OOP Concept
Design Patterns, OOP, Programming, Software Engineering

The OOP Concept

Object-oriented programming (OOP) is a way of writing code based on the concept of objects. Every object has its own arguments and functions.

If there is a need to code with OOP principles then we have to be in a continuous effort trying to describe everything into objects.

Before we continue on to how we have to think when we develop with OOP I would like to give you a very basic intro about some of the principles that we have to follow in order to build better software that is maintainable and easy to improve with new functionalities.

It’s a good practice to separate the code into small blocks of code. Every single block of code must be responsible for one task only. To achieve this goal we can use functions.

A function is a block of code that executes a specific task. We have to keep in mind and not break the rule that a function must execute only one task. This is the way that the complexity of the code will be reduced making the code reusable. Also, these small blocks of code mean fewer places for bugs to hide.

A function should not exceed 25 lines. It’s rare for a function to exceed 25 lines. We don’t need to count each line of function all the time. If a function exceeds the 1/2 of the screen it means that it may perform more than one task. So, we are able to break it in two or more functions.

If we don’t break the rule that a function must perform a single task then it’s almost certain that it will not exceed the top-up limit of 25 lines.

The name of the function is an important fact as well. The name has to describe what the purpose of the function is with one, two, or more words. It such a great help for everyone to understand what a function does without the need to read a whole block of code.

I would like to continue to write about some good practices that everyone has to follow for a better quality of code. Even that, it would not be enough. The best way to learn more about that is by reading the book named Clean Code by Robert Cecil Martin.

Every developer must read this book. Before reading anything else. If you have not read the book then stop what you are doing and go for it. It’s the best book in order to set the right bases for programming.

After this short analysis on how to improve your code quality, this is the right time to talk about OOP. As I said, we have to reduce the feature that we want to build in order to describe it as an object.

In order to do that, we have to think that an object is an entity or a class. Every class contains attributes and functions.

So we have to describe and build those attributes and functions. Every function has to perform only one action of the object. Functions are able to handle these attributes and change them sometimes. Let me give you an example.

Supposing that we want to build a game with people and dogs.

A dog is an entity that has 4 legs. This is an attribute. Also, the dog can execute tasks like barking, walking, or running. These tasks are functions. And each function performs only one of these tasks. Thus, we can make a dog.

Now we want to make a man. A man is an entity again with 2 hands and 2 legs. These are attributes as well. Some of his functions are to walk, run, and talk. As before, each of the tasks that a man can perform is a function in our class.

This way of thinking seems to be easy at first but in case we have a complex problem to solve then the code’s complexity is equally important. Even though, it’s certainly an efficient style of programming to build big applications.

There are many reasons why we want to use OOP.

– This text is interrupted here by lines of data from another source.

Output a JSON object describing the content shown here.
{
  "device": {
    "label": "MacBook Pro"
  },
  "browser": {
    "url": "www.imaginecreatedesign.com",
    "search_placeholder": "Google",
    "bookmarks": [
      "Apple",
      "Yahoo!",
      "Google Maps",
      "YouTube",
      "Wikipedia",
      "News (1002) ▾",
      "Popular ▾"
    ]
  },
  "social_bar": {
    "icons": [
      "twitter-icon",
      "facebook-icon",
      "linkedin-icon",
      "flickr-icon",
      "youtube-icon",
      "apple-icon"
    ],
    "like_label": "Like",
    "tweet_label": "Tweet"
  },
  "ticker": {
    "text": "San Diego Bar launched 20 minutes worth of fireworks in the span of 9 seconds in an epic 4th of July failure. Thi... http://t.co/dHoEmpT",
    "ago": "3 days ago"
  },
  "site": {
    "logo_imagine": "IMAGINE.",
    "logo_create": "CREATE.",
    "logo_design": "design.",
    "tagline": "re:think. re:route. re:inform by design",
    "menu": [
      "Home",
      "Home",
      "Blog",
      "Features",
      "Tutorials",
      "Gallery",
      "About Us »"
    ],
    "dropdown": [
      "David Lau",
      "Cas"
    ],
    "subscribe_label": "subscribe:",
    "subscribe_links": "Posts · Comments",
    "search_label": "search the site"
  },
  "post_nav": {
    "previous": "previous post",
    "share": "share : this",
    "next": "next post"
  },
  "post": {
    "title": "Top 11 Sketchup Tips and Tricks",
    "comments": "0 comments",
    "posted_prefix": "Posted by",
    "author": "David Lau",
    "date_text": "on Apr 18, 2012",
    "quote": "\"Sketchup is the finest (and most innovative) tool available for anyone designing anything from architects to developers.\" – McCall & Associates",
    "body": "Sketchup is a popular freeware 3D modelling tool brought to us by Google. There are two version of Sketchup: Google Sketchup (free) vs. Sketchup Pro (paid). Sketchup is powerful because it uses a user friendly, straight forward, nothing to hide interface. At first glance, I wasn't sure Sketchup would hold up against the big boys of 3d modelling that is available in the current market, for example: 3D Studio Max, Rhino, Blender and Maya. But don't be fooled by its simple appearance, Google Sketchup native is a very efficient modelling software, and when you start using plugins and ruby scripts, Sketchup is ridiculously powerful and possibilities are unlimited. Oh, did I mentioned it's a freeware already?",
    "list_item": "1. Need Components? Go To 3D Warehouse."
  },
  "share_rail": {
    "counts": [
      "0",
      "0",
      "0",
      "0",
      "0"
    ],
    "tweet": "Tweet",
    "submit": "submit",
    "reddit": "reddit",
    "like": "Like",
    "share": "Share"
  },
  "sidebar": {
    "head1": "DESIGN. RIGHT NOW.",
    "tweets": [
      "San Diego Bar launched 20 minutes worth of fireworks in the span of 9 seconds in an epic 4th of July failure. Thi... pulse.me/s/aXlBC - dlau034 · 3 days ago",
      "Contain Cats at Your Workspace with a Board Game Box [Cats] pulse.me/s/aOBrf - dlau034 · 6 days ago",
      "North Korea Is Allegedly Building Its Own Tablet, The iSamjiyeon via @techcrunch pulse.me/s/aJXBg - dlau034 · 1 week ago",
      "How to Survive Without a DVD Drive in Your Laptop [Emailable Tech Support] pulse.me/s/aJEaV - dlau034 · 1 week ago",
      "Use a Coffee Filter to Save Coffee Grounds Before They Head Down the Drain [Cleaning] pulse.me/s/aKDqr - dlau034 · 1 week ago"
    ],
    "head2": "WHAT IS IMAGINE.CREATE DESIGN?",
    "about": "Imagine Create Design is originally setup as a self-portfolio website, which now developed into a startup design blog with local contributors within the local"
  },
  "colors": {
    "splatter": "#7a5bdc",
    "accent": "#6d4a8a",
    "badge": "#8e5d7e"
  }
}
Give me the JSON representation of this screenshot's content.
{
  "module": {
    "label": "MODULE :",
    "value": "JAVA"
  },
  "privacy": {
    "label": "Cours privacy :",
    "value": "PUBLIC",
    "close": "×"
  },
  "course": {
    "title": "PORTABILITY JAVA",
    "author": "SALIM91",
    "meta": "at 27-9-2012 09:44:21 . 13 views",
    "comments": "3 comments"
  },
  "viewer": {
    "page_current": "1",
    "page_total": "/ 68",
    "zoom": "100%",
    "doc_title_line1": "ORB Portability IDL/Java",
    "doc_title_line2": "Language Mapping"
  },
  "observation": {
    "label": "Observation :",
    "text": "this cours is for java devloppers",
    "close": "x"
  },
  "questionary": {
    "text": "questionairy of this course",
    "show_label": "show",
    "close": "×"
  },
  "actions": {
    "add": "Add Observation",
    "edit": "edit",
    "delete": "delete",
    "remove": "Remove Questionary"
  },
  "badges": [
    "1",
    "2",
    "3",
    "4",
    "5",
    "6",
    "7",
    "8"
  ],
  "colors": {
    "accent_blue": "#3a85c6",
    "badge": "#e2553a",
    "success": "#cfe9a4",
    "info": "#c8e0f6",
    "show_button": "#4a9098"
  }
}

It’s a really efficient way to build a reusable code. It’s certainly not so easy. We have to follow some rules like the rules that I described before. Alternatively, we will end up with a spaghetti code written in a class.

Another important reason is that developers are able to collaborate with each other more efficiently without so much communication. That means that they don’t need to waste their time describing and analyze the way in which something was built or what is the way that a new feature will be built.

To be successful, we need to use design patterns. Design patterns offer solutions to problems during development. It’s a framework that helps developers solve common problems.

Moreover, design patterns are able to solve communication problems among developers. If design patterns are known among the developer’s team, productivity and effectiveness are increased.

Writing code with design patterns it’s not so easy and requires a lot of practice and study. One of the best books is Design Patterns: Elements of Reusable Object-Oriented Software by Erich Gamma, Ralph Johnson, Richard Helm, John Vlissides.

All of the above come true through some principles. These principles are encapsulation, inheritance, and polymorphism. According to this book these principles are :


The result of hiding a representation and implementation in an object. The representation is not visible and cannot be accessed directly from outside the object. Operations are the only way to access and modify an object’s representation.

In other words :

Encapsulation is the process of combining data and functions into a class. Attributes of the class are kept private and there are public getter and setter methods that are provided to manipulate these attributes. Thus, encapsulation makes the concept of data hiding possible.


A relationship that defines one entity in terms of another. Class inheritance defines a new class in terms of one or more parent classes.The new class inherits its interface and implementation from its parents. The new class is called a subclass or (in C++) a derived class. Class inheritance combines interface inheritance and implementation inheritance. Interface inheritance defines a new interface in terms of one or more existing interfaces. Implementation inheritance defines a new implementation in terms of one or more existing implementations.


The ability to substitute objects of matching interface for one another at run-time.

This was a quick review of what OOP is. It is really an immense subject, and we only just scratched the surface of it.

I will get back to the subject soon with more details when I present design patterns.